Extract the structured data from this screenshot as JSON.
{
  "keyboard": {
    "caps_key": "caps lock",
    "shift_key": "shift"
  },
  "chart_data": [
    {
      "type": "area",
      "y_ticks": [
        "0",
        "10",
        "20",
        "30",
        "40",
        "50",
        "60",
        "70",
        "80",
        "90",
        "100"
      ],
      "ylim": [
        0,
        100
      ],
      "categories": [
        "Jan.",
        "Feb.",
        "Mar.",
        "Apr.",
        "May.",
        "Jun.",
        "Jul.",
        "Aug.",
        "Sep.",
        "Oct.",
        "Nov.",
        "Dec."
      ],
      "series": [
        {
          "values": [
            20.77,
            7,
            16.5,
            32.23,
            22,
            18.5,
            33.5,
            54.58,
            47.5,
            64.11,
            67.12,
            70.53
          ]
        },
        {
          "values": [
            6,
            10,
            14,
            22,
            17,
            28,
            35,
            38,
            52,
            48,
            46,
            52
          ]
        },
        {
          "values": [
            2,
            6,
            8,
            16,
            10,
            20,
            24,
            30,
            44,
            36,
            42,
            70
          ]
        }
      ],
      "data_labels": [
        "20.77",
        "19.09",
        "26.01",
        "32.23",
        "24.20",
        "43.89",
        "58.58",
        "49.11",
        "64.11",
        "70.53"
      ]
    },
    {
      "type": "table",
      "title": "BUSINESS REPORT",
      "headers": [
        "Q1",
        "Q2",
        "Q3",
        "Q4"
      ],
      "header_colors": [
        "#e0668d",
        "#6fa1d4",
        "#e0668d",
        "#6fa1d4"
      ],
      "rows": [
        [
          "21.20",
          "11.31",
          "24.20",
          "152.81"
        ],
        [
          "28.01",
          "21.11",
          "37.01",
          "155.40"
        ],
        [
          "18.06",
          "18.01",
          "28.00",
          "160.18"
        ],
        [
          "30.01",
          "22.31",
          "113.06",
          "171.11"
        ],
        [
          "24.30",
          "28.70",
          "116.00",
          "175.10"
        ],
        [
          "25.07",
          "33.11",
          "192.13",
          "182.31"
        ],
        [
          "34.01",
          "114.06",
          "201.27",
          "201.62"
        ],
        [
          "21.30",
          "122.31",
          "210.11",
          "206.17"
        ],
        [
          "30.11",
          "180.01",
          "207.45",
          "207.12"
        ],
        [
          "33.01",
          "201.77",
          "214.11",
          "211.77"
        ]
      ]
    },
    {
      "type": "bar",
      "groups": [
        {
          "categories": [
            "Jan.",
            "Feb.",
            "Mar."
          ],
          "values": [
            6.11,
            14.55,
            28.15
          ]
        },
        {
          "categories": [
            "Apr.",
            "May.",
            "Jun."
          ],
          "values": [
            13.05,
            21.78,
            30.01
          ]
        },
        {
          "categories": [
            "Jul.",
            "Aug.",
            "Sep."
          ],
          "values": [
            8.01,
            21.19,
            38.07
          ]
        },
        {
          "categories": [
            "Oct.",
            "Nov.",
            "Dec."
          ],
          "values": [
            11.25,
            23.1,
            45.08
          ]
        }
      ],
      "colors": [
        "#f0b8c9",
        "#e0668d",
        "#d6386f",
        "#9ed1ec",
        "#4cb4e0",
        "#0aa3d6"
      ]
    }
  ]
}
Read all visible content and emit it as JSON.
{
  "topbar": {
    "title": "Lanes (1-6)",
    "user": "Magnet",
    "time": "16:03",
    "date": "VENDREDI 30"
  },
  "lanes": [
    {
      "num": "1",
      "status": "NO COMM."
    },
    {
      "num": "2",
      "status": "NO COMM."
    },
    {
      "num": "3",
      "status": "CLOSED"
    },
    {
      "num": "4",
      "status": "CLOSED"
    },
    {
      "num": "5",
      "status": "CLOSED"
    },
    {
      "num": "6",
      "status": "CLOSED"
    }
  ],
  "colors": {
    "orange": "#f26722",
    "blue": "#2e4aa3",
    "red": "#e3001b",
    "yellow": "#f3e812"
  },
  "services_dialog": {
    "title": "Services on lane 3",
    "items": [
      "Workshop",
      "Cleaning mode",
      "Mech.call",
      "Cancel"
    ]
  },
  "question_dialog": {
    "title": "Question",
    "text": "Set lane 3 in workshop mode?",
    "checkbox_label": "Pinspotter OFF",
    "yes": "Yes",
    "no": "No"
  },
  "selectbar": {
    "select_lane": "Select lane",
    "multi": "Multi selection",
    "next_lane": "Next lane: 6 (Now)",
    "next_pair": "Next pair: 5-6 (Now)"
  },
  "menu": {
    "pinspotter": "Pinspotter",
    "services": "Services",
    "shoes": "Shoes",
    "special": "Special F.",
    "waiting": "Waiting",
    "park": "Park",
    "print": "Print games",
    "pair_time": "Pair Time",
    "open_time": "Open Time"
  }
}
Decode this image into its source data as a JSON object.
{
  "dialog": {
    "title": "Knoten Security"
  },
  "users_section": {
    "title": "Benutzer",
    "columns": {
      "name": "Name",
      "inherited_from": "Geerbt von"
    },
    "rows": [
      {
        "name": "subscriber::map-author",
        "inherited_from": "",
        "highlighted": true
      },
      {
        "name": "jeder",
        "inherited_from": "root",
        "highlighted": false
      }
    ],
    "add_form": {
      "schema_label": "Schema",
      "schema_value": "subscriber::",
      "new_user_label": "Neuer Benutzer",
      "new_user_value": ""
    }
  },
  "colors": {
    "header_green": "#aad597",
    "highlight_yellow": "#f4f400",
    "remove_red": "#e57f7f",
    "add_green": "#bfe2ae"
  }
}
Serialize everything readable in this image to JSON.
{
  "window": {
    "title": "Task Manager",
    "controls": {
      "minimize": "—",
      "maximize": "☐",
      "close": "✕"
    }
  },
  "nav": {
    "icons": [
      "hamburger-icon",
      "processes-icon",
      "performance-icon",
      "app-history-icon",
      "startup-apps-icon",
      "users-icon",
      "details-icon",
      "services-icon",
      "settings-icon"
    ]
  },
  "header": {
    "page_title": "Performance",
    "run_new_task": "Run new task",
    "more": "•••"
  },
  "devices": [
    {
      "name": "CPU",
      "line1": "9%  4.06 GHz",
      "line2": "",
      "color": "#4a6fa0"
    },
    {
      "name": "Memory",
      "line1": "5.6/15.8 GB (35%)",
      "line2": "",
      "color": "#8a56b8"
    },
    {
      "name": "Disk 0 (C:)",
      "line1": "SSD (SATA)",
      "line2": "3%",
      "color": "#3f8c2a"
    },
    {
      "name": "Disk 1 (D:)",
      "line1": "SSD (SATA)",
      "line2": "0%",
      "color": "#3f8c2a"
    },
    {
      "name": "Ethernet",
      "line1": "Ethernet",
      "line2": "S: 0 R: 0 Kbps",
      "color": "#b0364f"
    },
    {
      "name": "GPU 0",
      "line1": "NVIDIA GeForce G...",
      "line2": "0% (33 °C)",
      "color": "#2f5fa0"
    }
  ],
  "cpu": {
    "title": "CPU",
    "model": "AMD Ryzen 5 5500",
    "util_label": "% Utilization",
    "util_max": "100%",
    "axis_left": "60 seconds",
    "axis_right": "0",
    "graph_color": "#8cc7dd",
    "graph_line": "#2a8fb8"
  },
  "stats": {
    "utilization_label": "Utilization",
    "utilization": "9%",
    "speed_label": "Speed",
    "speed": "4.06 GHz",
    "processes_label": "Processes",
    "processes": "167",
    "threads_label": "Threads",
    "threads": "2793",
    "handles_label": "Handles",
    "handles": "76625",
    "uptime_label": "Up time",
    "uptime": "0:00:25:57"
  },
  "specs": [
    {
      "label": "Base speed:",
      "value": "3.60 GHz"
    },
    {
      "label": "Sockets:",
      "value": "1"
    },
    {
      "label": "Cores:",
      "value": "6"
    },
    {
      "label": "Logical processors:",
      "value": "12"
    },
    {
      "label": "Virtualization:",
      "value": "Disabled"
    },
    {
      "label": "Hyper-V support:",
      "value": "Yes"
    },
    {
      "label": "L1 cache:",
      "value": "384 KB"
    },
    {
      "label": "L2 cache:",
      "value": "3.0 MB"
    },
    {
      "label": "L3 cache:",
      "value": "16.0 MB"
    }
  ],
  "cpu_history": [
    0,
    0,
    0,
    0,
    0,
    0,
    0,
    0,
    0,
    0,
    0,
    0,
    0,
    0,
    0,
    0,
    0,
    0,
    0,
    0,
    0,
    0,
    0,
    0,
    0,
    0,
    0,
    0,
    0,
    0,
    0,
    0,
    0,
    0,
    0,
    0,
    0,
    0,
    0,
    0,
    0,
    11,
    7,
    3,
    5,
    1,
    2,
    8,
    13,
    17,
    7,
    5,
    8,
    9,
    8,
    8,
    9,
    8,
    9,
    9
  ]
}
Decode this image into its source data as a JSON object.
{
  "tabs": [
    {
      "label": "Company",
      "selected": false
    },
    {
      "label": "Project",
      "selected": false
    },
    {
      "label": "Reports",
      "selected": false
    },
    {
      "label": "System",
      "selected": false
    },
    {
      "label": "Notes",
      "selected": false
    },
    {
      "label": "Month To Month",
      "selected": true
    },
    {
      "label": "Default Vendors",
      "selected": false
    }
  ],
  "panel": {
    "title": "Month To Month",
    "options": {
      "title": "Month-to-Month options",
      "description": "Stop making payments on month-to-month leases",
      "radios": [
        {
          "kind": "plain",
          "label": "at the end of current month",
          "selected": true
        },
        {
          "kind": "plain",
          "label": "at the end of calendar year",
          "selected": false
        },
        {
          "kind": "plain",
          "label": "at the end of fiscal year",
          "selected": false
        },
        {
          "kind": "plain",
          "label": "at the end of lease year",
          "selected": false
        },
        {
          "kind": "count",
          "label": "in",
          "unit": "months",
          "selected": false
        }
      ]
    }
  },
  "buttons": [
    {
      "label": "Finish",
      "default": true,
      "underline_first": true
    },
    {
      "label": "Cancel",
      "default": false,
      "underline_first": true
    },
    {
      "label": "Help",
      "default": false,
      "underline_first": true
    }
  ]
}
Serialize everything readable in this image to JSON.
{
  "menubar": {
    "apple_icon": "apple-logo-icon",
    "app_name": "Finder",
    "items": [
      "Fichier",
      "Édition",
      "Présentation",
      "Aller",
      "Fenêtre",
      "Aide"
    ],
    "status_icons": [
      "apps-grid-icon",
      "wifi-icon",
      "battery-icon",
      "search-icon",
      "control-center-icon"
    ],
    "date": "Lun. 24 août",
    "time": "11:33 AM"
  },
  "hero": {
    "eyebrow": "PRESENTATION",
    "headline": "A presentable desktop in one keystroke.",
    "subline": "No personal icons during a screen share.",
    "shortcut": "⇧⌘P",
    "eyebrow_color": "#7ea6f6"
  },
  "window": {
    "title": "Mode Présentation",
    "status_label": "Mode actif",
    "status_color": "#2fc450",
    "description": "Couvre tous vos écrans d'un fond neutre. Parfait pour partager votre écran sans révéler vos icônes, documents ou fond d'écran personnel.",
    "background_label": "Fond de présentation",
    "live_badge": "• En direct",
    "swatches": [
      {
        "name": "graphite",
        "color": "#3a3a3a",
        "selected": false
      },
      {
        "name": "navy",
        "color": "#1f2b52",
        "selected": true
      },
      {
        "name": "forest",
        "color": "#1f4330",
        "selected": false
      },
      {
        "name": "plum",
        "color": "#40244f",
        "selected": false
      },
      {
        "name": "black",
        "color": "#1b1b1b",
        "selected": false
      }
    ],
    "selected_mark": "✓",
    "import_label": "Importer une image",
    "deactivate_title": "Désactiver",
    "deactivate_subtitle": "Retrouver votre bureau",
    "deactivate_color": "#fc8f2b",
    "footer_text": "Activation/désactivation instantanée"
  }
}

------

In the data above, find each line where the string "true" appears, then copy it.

→ **Reply to the task**:
        "highlighted": true
      "selected": true
          "selected": true
      "default": true,
      "underline_first": true
      "underline_first": true
      "underline_first": true
        "selected": true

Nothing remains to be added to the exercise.